**Work order**
Check every line below, and copy those that include "content".

**Exercise data**

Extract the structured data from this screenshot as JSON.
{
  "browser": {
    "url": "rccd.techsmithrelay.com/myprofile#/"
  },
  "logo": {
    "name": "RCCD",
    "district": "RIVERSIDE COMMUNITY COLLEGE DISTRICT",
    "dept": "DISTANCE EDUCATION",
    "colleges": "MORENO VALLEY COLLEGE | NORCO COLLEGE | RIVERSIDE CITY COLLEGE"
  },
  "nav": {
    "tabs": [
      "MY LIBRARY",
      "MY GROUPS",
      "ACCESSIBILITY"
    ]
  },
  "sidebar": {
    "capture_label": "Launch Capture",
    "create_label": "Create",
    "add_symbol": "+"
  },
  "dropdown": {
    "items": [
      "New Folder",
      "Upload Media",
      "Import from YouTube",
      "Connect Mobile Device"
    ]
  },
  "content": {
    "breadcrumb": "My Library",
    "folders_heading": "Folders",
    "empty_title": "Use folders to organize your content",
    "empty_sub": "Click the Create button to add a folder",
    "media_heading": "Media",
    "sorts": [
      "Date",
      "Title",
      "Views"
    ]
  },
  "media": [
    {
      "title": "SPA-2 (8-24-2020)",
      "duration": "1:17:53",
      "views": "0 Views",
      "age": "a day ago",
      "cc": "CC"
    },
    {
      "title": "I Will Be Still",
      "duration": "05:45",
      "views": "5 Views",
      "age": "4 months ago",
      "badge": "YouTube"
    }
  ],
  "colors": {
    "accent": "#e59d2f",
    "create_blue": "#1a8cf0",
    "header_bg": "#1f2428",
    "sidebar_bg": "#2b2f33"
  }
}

**Answer to this task**
  "content": {
    "empty_title": "Use folders to organize your content",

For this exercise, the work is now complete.